Cash is king when it comes to managing the financial health of a growing company. The traditional way of measuring cash is cash flow. Basically that means the difference between the cash you receive from your customers and the cash you must payout to your vendors. In an ideal world, you would ship your product to your customers as soon as your inventory arrives from your vendors (just in time or JIT) and your customers would pay you as soon as you shipped your product. Unfortunately, the world doesn’t work that way. You often find yourself between suppliers who are demanding quick payment and customers who are slow to pay.
If you look at the example, Joe from Joe’s Plumbing orders supplies that tend to sit on his shelves for 60 days. He then consumes the supplies during a service call and his customers take an average of 60 days to pay. In this case, the cash gap is 90 days.

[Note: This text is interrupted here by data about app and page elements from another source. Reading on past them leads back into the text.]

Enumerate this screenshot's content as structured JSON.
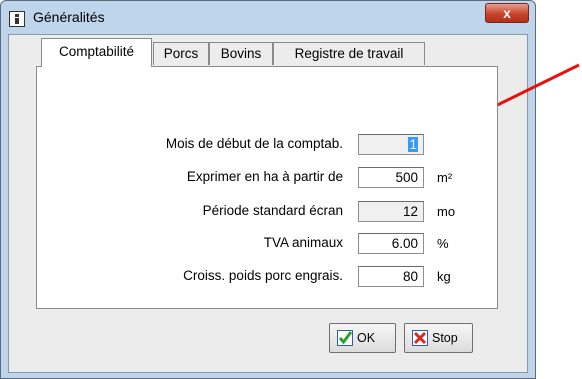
{
  "window": {
    "title": "Généralités",
    "close_label": "x"
  },
  "tabs": [
    {
      "label": "Comptabilité",
      "active": true
    },
    {
      "label": "Porcs",
      "active": false
    },
    {
      "label": "Bovins",
      "active": false
    },
    {
      "label": "Registre de travail",
      "active": false
    }
  ],
  "form": {
    "rows": [
      {
        "label": "Mois de début de la comptab.",
        "value": "1",
        "unit": "",
        "readonly": true,
        "selected": true
      },
      {
        "label": "Exprimer en ha à partir de",
        "value": "500",
        "unit": "m²",
        "readonly": false
      },
      {
        "label": "Période standard écran",
        "value": "12",
        "unit": "mo",
        "readonly": true
      },
      {
        "label": "TVA animaux",
        "value": "6.00",
        "unit": "%",
        "readonly": false
      },
      {
        "label": "Croiss. poids porc engrais.",
        "value": "80",
        "unit": "kg",
        "readonly": false
      }
    ]
  },
  "buttons": {
    "ok_label": "OK",
    "stop_label": "Stop"
  },
  "colors": {
    "accent_arrow": "#e8120c",
    "selection": "#3399ff",
    "title_bar": "#bfd5ec"
  }
}
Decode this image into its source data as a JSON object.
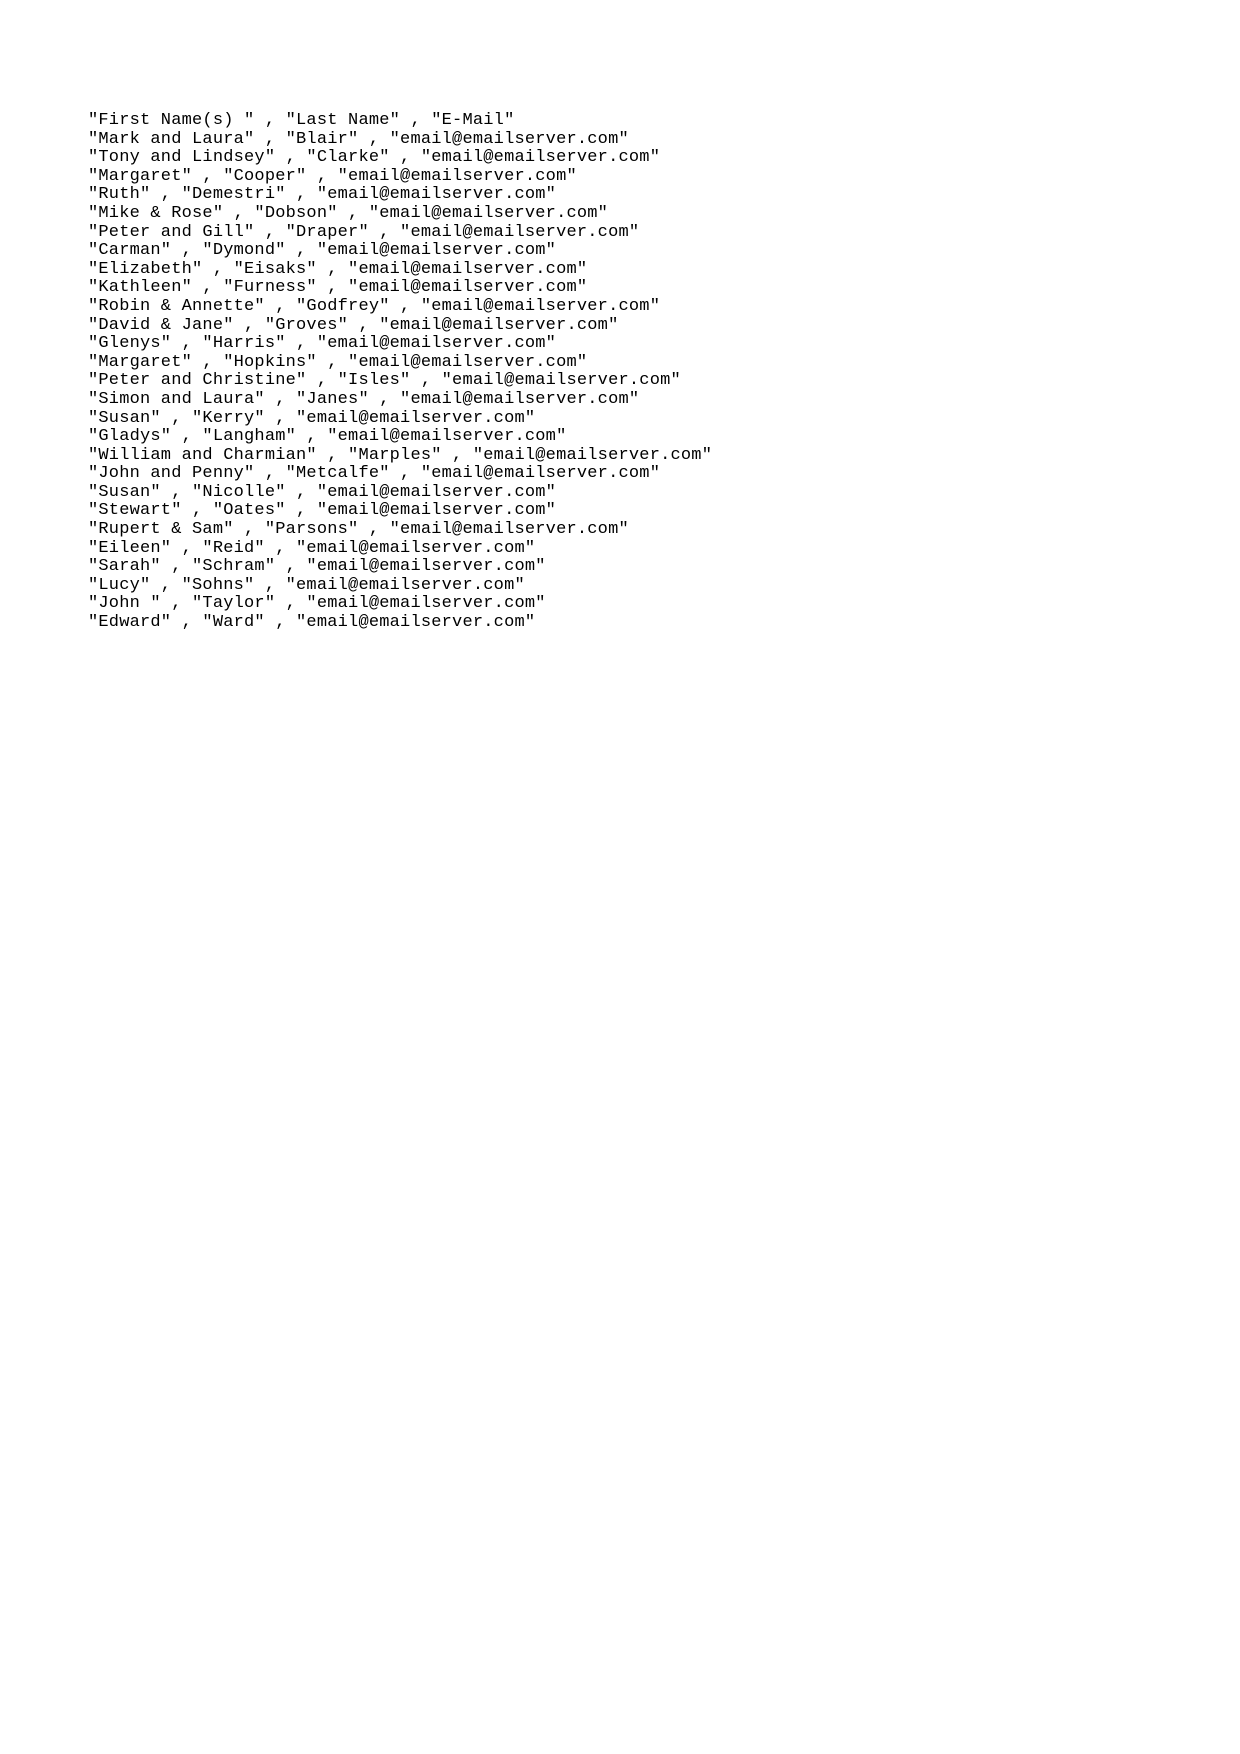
{
  "header": [
    "First Name(s) ",
    "Last Name",
    "E-Mail"
  ],
  "rows": [
    [
      "Mark and Laura",
      "Blair",
      "email@emailserver.com"
    ],
    [
      "Tony and Lindsey",
      "Clarke",
      "email@emailserver.com"
    ],
    [
      "Margaret",
      "Cooper",
      "email@emailserver.com"
    ],
    [
      "Ruth",
      "Demestri",
      "email@emailserver.com"
    ],
    [
      "Mike & Rose",
      "Dobson",
      "email@emailserver.com"
    ],
    [
      "Peter and Gill",
      "Draper",
      "email@emailserver.com"
    ],
    [
      "Carman",
      "Dymond",
      "email@emailserver.com"
    ],
    [
      "Elizabeth",
      "Eisaks",
      "email@emailserver.com"
    ],
    [
      "Kathleen",
      "Furness",
      "email@emailserver.com"
    ],
    [
      "Robin & Annette",
      "Godfrey",
      "email@emailserver.com"
    ],
    [
      "David & Jane",
      "Groves",
      "email@emailserver.com"
    ],
    [
      "Glenys",
      "Harris",
      "email@emailserver.com"
    ],
    [
      "Margaret",
      "Hopkins",
      "email@emailserver.com"
    ],
    [
      "Peter and Christine",
      "Isles",
      "email@emailserver.com"
    ],
    [
      "Simon and Laura",
      "Janes",
      "email@emailserver.com"
    ],
    [
      "Susan",
      "Kerry",
      "email@emailserver.com"
    ],
    [
      "Gladys",
      "Langham",
      "email@emailserver.com"
    ],
    [
      "William and Charmian",
      "Marples",
      "email@emailserver.com"
    ],
    [
      "John and Penny",
      "Metcalfe",
      "email@emailserver.com"
    ],
    [
      "Susan",
      "Nicolle",
      "email@emailserver.com"
    ],
    [
      "Stewart",
      "Oates",
      "email@emailserver.com"
    ],
    [
      "Rupert & Sam",
      "Parsons",
      "email@emailserver.com"
    ],
    [
      "Eileen",
      "Reid",
      "email@emailserver.com"
    ],
    [
      "Sarah",
      "Schram",
      "email@emailserver.com"
    ],
    [
      "Lucy",
      "Sohns",
      "email@emailserver.com"
    ],
    [
      "John ",
      "Taylor",
      "email@emailserver.com"
    ],
    [
      "Edward",
      "Ward",
      "email@emailserver.com"
    ]
  ]
}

So what is a cash gap and how do you reduce it? Quite simply, the cash gap is the difference between the time you pay for the inventory and the time you get paid by your customers. In Joe’s case, he was paid 120 days from the time he received the inventory but had to pay his vendor within 30 days. Therefore, his cash gap was 120 days minus 30 days or 90 days. How do you reduce your cash gap? There are really only three ways: 1) Reduce the number of days you carry your inventory, 2) Gain extended terms from your suppliers, and 3) Reduce the time it takes to get paid from your customers. Let’s explore each of these options.
The most overlooked, yet one of the most effective methods of improving cash flow is to simply improve your warehousing operation. By increasing your turns from six per year to twelve per year you will reduce your inventory from 60 days to 30 days. This way you will ship your products by the time you have to pay your vendors for them and reduced your cash gap by 30 days.
To ensure creditworthiness, you need to make certain that you pay your vendors in a timely manner. If you are unable to do so, you should contact your vendors to work out arrangements. Having said that, here are some tips to help you manage your payables. First, take full advantage of creditor payment terms. If a payment is due in 30 days, don’t pay it in 15 days. Next, use electronic funds transfer to make payments on the last day they are due. You will remain current with suppliers while retaining the use of your funds as long as possible. Finally, don’t always focus on the lowest price when choosing a vendor. Sometimes more flexible payment terms can improve your cash flow more than a cheap price.
Last, but certainly not least, you need to improve your receivables. If you are like Joe and it takes an average of 60 days to get paid by your customers. You are acting as a bank for your customers. There are many strategies to reduce your receivables but often the most effective is to simply pick up the phone, call your customer and ask for payment. Here are a few other well-tested strategies for improving receivables. Offer discounts to customers who pay their bills rapidly. Ask customers to make deposit payments at the time orders are taken. Require credit checks on all new customers before extending credit. Offer c. o. d. (cash on delivery) for all customers who do not meet your creditworthiness hurdle or who are slow paying. Issue invoices on the day the product is shipped, do not wait until the end of the month. One strategy I have used successfully in the past is to offer a sales contest but include in the rules that the customer must be current to receive a payment.
If you improve your inventory position, manage your payables and reduce your receivables you can reduce your cash gap from 90 days to under 30 days, freeing up more cash to invest in the growth of your business. Remember, cash is king!